These three new directors all have impressive community experience and have demonstrated their capacity for community engagement. The UNA will benefit from having them working alongside the democratically elected and the undemocraticly appointed directors. But we have lost somethign valuable by not having a healthy competitive election.
On a positive note these three new directors bring to the table a continuation of the UNA-insider's approach. Laquain has served for many years as a Director, having taken a year off to manage a large private contract. Beyer is an incumbent Director well known for his strong neo-libearl/green views. Zhou, though less well known to the general UNA public, is well known and respected within the UNA Multicultural committee and will pick up where Shaohong Wu left off. This means that the business of the UNA will essentially continue as it has been - no seismic shift has occured in the composition of the board this year.
I should also note that due to the departure of Nancy Knight from employment at UBC the university is in the process of appointing their second UNA Director (yet to be named). Nancy will be missed from our circle of deliberation.
On the matter of democratic deficit the lack of a real election means that key issues will remain entangled within the old insider's network. Despite having tried to shift the balance of discussion during my past year on the board it has become clear that one or two new voices don't make a change. Ideas that could make a difference are deflected by the largely non-elected majority or long-serving directors. If we get an idea moving then the lack of staff (and some directors would like to see us have even fewer staff!) slows the process so that ideas essentially get stale-dated and ignored.
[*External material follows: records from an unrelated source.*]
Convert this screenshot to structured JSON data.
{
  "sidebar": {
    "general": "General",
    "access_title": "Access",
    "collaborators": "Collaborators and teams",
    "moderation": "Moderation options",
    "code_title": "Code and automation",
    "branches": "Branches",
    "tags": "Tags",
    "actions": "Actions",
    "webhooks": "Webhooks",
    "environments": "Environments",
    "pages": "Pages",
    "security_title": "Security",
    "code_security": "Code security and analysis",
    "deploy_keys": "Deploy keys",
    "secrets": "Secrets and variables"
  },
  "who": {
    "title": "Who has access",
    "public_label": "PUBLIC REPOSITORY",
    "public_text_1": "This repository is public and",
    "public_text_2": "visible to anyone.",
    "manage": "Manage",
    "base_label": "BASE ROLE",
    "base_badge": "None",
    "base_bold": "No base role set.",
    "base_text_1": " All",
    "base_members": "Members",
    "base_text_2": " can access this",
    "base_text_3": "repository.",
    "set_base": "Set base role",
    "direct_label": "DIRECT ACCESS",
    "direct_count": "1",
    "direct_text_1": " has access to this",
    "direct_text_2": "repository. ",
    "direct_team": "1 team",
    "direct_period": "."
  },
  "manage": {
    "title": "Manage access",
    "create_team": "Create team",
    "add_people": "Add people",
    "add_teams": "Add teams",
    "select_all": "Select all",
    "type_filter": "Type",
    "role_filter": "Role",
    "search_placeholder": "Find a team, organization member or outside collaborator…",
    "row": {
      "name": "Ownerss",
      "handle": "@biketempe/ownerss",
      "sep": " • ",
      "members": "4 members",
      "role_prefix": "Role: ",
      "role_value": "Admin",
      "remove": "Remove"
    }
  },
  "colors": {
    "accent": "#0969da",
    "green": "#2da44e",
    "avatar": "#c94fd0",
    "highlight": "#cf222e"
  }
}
What is needed is a complete democratic overall of our local governance system. There is a powerful, outspoken minority of people who are too comfortable with the way thing are currenlty working to do much about effecting real change.
While I can feel comforted in knowing that I will be joined in late September by three competent hard working new acclaimed directors, I feel saddened that the democratic deficit has grown larger and the issues will remain locked within the circle of the old guard for the time being.